(Dataset excerpts)
#####
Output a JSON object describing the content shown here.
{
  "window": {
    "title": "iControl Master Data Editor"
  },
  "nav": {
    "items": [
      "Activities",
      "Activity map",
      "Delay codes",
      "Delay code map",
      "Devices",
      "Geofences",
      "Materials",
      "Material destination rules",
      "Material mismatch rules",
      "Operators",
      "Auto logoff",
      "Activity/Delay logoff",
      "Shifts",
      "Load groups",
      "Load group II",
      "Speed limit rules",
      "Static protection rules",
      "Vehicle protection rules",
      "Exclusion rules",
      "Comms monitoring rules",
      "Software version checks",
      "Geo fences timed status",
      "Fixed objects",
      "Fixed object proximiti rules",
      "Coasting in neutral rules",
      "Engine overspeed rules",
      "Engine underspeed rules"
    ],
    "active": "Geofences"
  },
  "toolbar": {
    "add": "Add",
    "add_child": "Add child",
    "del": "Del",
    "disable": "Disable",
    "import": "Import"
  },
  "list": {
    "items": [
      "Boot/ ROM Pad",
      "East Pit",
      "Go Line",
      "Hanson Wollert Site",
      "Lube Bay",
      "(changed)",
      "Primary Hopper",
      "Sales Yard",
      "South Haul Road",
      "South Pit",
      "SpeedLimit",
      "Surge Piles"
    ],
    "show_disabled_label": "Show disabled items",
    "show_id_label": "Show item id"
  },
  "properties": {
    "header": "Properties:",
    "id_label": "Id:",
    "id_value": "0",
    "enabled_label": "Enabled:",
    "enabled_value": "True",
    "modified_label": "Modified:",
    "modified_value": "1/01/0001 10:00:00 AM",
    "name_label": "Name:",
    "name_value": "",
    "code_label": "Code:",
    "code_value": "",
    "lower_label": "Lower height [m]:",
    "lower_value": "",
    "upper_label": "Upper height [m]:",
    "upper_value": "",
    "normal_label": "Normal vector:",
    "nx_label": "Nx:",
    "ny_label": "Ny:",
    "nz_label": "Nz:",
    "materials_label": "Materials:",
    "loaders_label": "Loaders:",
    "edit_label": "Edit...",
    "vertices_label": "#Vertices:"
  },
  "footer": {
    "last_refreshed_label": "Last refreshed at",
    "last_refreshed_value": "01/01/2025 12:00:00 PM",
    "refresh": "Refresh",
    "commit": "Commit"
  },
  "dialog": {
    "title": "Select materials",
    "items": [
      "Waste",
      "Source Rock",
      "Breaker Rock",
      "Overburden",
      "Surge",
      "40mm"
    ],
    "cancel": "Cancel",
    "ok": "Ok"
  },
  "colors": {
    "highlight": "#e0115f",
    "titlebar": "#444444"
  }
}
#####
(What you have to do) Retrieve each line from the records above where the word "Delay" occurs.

(Expected answer)
      "Delay codes",
      "Delay code map",
      "Activity/Delay logoff",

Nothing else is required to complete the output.